WHAT YOU HAVE TO DO: Each line of the data below that holds the word "portrait" is to be reported in full.

MATERIALS PROVIDED:
- - - -
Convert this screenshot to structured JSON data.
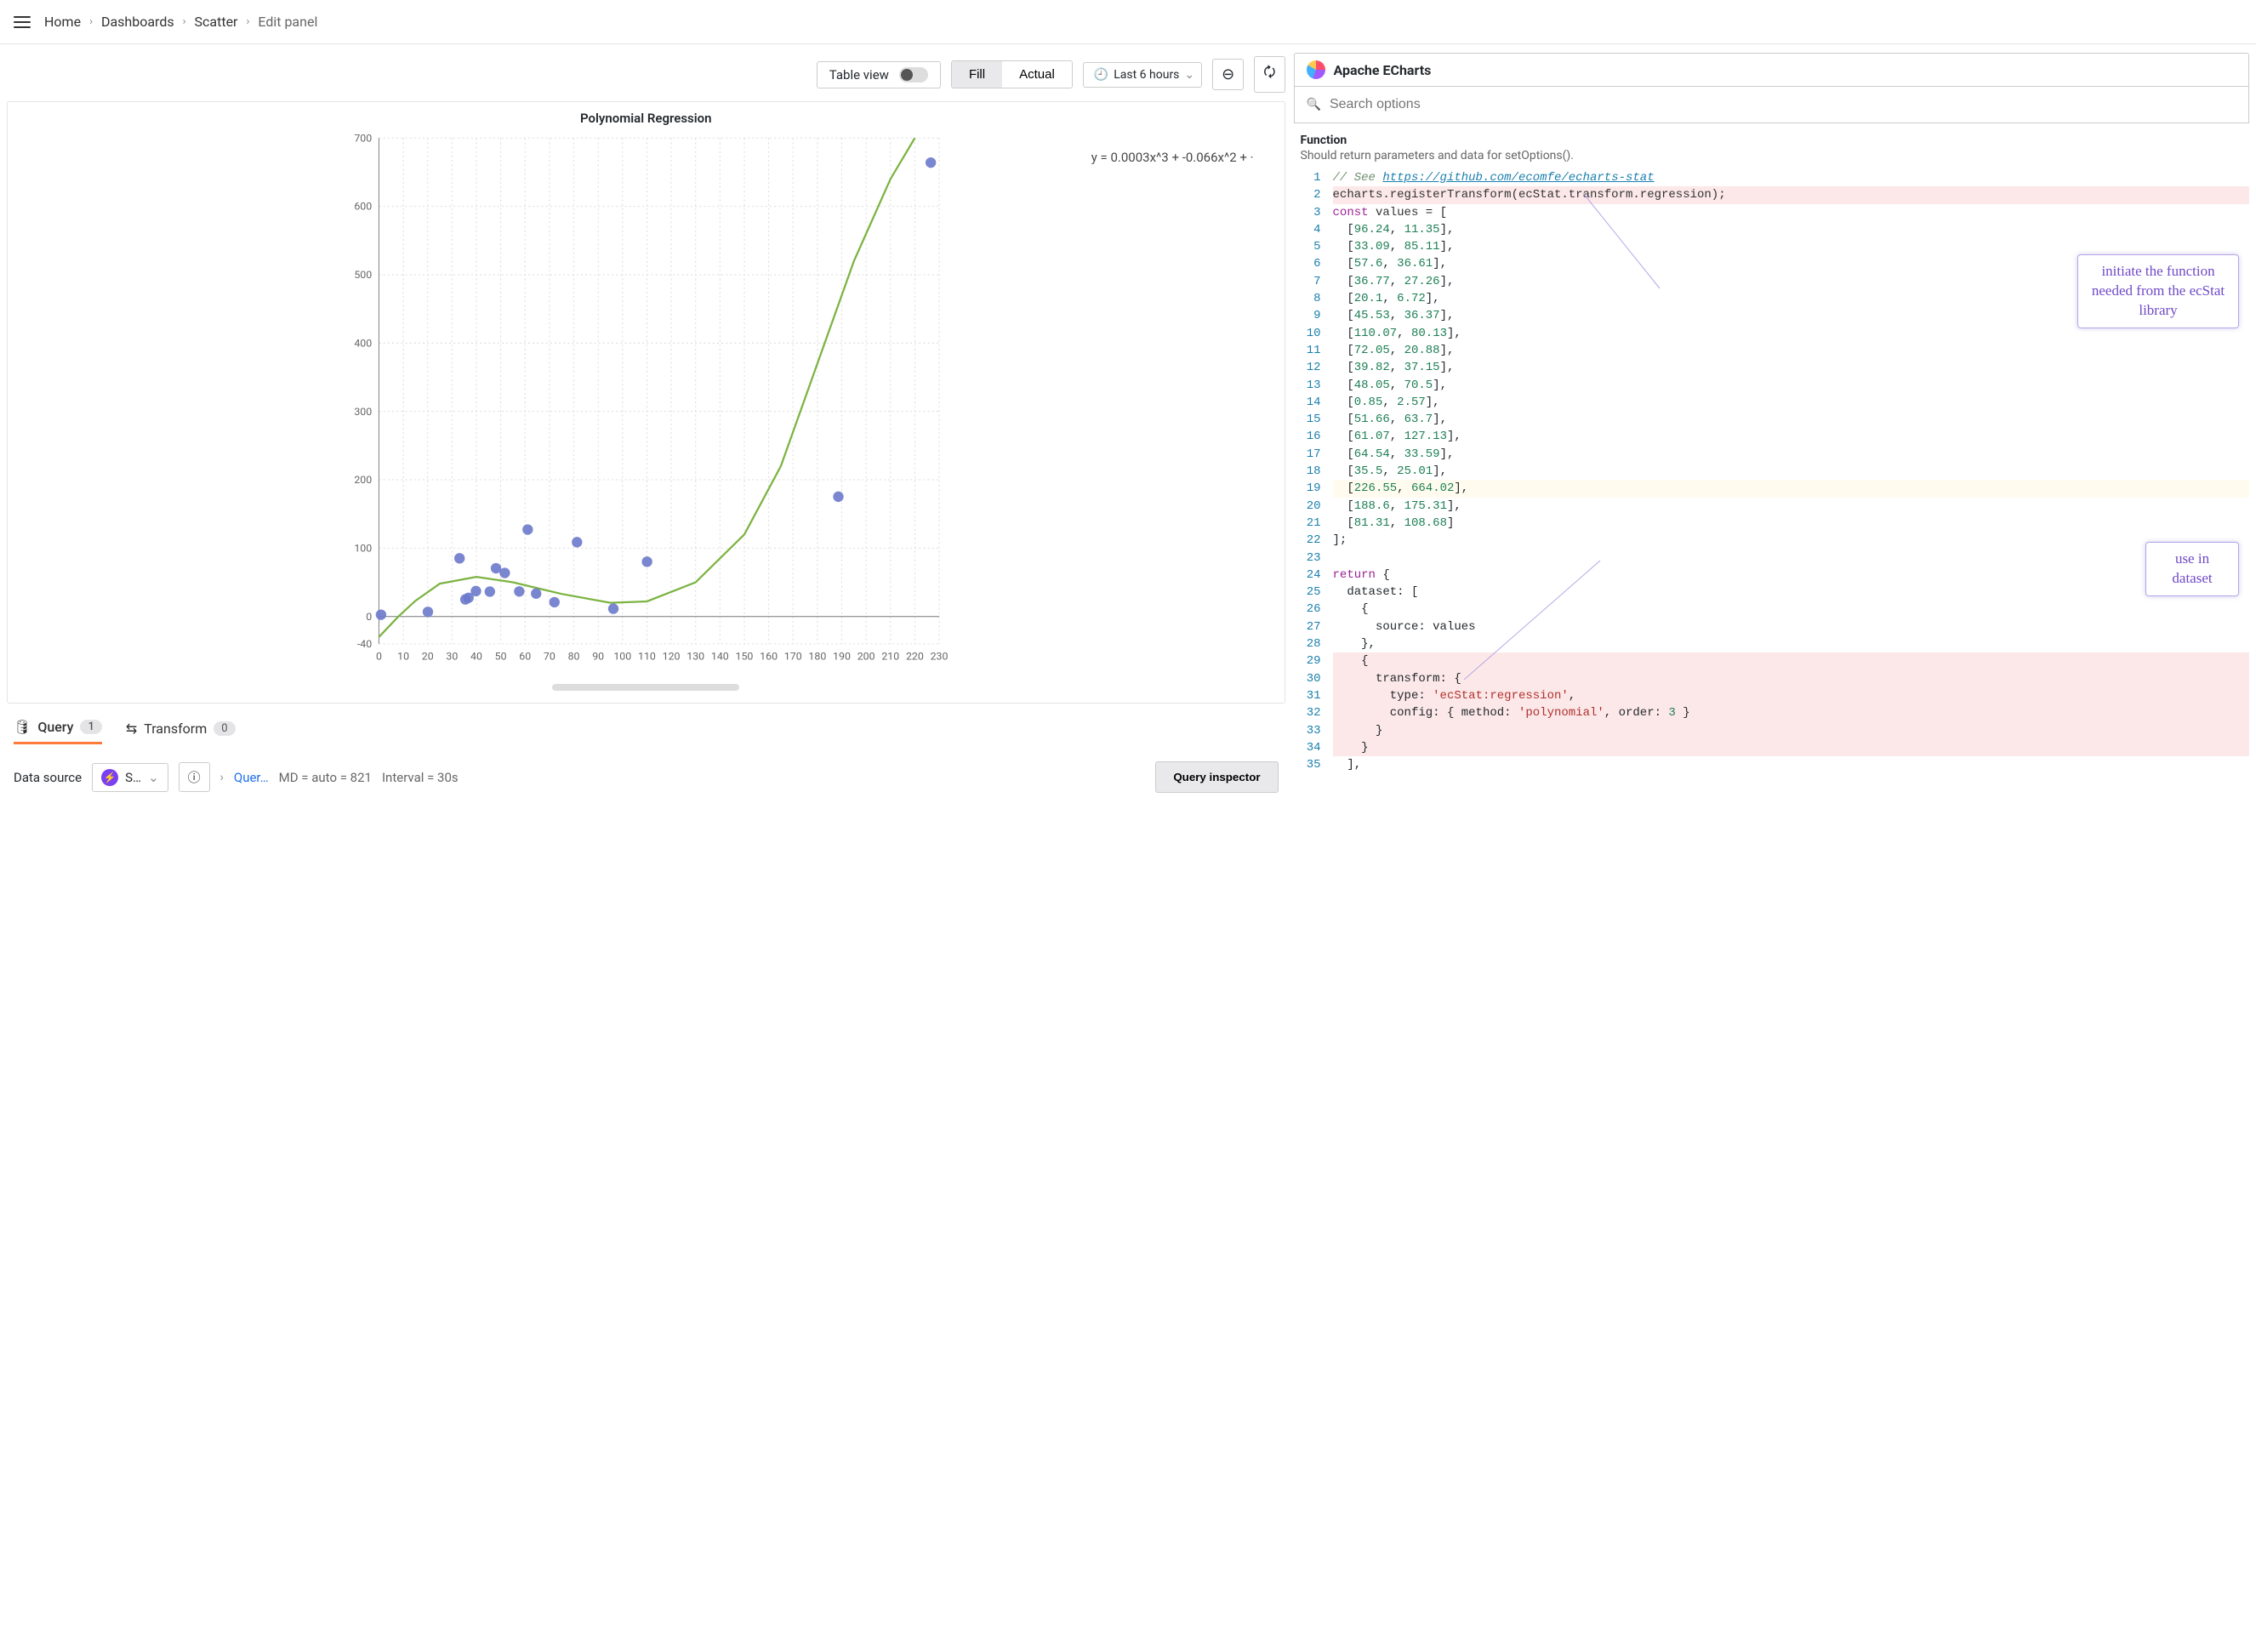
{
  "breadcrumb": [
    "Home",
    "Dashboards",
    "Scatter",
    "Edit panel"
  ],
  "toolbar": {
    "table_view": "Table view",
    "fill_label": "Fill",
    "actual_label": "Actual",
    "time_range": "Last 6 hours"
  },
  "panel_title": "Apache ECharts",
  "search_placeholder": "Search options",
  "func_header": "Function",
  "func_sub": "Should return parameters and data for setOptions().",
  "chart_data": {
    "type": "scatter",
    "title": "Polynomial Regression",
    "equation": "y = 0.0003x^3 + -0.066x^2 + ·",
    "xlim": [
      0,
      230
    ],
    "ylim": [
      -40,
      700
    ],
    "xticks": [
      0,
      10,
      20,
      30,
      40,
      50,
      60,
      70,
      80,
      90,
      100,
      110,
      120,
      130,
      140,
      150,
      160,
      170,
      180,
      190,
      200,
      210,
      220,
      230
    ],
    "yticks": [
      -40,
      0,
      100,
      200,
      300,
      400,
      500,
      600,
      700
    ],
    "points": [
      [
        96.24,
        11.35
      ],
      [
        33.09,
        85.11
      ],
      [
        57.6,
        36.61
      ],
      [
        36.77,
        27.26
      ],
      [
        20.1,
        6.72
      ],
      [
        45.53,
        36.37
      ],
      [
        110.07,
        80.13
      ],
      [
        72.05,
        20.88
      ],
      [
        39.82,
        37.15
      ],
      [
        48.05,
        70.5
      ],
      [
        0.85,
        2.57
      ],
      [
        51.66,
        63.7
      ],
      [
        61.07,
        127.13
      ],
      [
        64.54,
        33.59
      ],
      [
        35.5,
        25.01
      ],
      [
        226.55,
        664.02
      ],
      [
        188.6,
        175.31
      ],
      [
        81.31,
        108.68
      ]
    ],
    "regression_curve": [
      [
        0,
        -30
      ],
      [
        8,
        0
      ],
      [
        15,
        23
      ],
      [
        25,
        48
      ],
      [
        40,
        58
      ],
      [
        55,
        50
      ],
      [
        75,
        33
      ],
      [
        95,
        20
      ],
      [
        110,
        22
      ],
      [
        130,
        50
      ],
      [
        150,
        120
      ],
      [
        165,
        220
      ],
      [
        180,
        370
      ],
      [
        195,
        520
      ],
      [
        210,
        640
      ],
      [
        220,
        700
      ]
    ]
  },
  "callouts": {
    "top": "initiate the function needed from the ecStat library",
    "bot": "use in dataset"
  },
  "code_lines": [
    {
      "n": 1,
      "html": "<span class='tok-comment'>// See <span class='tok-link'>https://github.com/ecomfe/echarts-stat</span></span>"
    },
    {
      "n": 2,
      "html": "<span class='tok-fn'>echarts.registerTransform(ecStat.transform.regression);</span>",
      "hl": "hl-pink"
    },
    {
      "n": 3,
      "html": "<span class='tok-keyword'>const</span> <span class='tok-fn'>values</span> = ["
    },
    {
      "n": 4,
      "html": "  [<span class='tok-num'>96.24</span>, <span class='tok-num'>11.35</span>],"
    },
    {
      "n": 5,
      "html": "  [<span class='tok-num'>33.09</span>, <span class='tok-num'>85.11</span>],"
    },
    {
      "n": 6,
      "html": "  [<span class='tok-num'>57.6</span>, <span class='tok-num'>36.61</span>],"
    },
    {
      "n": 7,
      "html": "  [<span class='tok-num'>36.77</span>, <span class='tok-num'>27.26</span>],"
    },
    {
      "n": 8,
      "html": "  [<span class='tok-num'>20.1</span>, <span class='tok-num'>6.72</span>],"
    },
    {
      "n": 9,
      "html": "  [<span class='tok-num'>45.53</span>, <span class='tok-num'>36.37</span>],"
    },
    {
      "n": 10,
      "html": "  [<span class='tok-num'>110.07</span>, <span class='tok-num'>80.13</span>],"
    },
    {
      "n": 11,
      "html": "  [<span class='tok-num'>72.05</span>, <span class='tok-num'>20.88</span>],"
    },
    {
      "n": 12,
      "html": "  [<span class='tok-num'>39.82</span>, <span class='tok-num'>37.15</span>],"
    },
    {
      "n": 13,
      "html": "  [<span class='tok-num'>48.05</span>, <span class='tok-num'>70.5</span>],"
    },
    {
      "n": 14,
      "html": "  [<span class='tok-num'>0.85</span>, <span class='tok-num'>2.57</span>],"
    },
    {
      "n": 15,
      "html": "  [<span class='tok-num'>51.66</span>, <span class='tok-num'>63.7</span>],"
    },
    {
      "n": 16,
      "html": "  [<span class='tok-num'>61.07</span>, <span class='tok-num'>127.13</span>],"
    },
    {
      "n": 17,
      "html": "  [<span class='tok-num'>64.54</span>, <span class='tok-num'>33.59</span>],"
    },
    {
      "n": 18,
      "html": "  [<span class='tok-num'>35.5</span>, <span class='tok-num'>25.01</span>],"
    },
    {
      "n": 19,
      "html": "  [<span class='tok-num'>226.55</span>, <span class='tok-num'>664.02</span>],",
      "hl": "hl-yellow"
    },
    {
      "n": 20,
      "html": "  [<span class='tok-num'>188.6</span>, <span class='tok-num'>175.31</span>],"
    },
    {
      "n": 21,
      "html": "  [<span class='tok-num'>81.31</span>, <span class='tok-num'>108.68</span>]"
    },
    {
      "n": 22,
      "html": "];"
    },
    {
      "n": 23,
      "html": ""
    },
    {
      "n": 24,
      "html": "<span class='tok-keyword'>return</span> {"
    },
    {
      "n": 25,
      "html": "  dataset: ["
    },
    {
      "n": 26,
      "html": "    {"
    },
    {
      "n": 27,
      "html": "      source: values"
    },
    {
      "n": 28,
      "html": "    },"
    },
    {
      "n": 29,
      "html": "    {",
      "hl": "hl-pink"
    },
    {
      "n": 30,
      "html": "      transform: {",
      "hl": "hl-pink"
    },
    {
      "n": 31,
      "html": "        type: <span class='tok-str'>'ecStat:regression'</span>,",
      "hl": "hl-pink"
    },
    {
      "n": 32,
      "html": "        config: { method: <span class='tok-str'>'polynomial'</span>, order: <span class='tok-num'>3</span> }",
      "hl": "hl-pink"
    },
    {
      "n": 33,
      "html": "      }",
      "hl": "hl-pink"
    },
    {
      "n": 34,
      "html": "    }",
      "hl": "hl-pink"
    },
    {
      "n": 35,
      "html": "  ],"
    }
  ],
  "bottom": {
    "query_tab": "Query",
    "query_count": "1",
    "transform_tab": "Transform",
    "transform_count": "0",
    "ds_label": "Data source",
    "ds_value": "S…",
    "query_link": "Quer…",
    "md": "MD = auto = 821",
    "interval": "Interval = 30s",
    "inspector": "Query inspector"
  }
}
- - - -
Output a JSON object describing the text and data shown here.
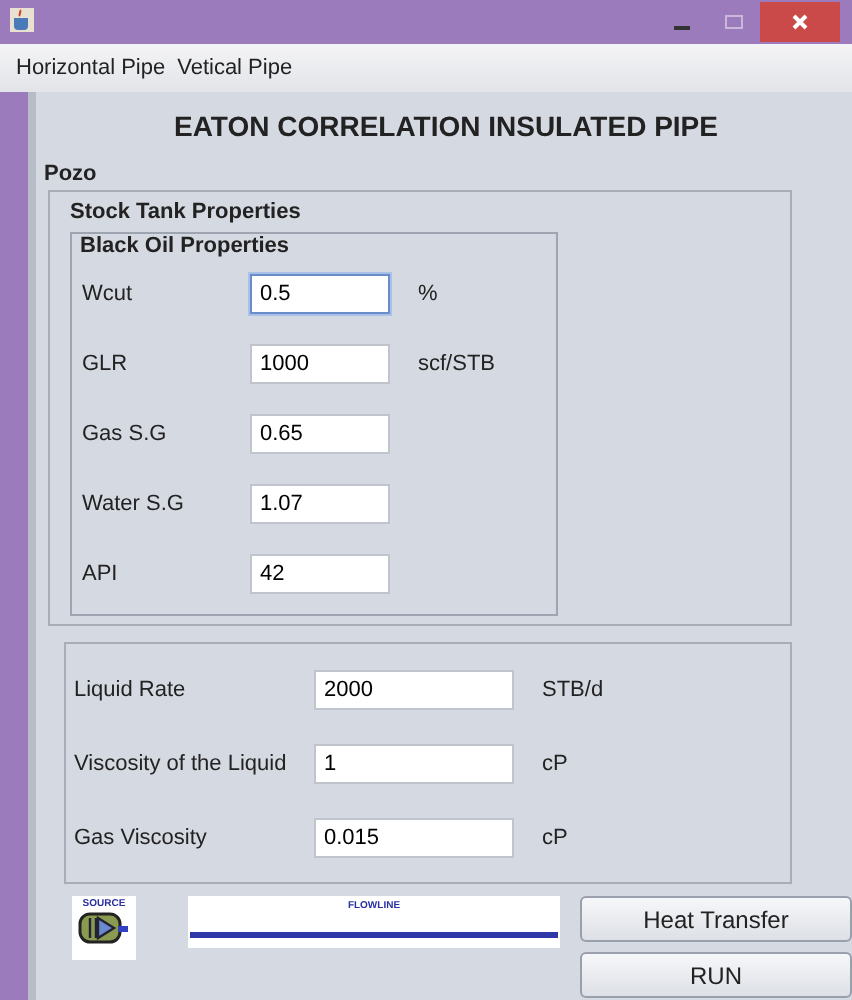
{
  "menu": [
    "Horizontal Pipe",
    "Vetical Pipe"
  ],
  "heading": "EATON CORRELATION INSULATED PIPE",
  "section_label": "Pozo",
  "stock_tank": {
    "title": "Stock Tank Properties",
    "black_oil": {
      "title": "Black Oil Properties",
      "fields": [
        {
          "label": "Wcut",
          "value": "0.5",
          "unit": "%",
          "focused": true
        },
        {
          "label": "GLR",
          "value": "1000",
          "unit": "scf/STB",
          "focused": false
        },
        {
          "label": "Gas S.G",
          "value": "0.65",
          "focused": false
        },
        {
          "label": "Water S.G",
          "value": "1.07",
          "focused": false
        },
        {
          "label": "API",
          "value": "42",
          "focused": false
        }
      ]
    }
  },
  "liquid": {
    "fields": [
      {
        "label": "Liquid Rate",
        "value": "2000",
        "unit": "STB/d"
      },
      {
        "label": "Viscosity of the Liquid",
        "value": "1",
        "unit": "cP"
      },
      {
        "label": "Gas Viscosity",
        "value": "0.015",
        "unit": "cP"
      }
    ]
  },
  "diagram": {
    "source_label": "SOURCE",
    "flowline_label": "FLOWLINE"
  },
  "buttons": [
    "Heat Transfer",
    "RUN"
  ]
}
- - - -
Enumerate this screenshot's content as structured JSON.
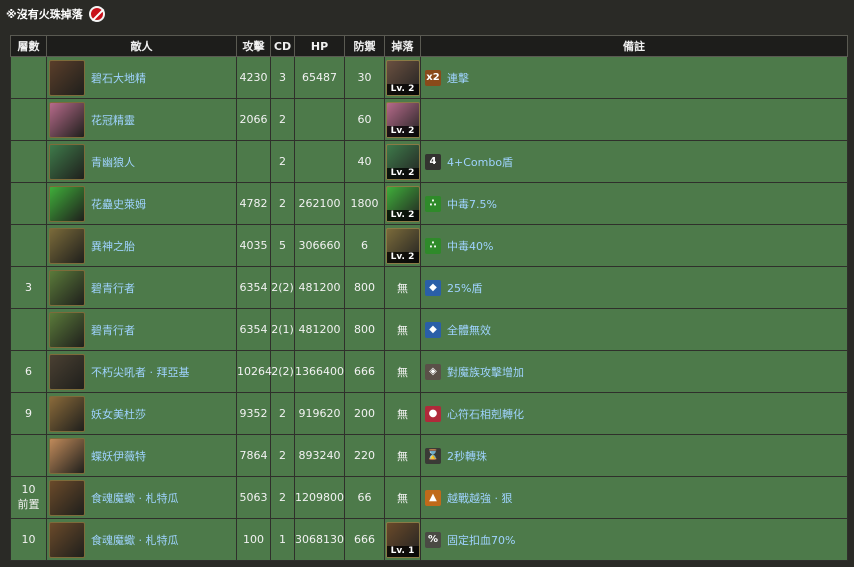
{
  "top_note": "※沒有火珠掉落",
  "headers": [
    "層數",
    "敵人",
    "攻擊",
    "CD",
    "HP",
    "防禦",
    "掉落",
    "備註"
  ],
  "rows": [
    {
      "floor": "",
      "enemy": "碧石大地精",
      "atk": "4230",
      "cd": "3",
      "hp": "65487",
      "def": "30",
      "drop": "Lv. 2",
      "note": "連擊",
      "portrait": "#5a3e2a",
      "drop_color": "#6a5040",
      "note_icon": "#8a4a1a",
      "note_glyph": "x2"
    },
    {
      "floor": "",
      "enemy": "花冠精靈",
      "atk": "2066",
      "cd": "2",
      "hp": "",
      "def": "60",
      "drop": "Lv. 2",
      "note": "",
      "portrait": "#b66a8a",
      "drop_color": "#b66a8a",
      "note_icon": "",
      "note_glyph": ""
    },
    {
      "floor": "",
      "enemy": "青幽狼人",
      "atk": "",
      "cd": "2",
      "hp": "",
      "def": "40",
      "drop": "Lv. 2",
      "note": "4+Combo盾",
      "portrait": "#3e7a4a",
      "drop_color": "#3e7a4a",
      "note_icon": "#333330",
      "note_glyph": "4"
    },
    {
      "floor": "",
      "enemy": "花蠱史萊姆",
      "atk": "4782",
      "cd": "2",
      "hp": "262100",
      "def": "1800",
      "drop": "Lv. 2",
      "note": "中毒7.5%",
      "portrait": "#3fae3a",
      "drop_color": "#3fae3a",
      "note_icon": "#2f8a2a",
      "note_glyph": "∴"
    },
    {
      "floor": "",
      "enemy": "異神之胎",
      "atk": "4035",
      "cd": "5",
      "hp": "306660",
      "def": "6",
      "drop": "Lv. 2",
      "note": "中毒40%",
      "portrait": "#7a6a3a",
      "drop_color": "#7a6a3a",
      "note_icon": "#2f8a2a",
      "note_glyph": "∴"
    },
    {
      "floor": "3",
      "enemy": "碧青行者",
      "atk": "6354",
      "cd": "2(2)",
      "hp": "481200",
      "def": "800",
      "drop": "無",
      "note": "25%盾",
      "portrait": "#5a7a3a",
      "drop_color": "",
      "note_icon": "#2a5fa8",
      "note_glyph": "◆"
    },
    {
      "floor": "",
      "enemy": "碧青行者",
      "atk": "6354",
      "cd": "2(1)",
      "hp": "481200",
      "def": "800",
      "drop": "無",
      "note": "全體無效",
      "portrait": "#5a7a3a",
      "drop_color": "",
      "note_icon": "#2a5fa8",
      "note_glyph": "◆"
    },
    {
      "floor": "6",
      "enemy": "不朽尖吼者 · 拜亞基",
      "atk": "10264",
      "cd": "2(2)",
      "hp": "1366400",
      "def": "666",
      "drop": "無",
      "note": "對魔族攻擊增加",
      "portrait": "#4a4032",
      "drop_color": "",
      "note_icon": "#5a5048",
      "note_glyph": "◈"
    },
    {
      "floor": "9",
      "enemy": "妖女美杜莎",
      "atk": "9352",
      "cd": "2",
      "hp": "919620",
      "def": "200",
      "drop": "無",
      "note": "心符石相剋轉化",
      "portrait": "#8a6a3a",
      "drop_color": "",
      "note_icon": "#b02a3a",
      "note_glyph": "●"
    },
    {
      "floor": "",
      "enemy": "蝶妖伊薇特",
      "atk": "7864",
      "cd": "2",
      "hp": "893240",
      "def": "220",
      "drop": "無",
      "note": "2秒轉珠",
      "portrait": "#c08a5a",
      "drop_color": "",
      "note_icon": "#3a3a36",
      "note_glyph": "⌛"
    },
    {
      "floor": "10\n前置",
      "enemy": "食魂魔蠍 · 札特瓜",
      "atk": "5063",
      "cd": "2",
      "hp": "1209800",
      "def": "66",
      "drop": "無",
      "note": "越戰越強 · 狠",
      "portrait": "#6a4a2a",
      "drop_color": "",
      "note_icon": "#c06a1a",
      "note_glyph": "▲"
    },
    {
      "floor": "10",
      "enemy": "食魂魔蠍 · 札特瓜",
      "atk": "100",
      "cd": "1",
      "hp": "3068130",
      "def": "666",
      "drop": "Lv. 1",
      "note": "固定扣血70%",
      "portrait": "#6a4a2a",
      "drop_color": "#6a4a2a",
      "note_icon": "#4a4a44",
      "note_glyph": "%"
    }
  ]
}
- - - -
SOLUTION BELOW:
      "portrait": "#5a3e2a",
      "portrait": "#b66a8a",
      "portrait": "#3e7a4a",
      "portrait": "#3fae3a",
      "portrait": "#7a6a3a",
      "portrait": "#5a7a3a",
      "portrait": "#5a7a3a",
      "portrait": "#4a4032",
      "portrait": "#8a6a3a",
      "portrait": "#c08a5a",
      "portrait": "#6a4a2a",
      "portrait": "#6a4a2a",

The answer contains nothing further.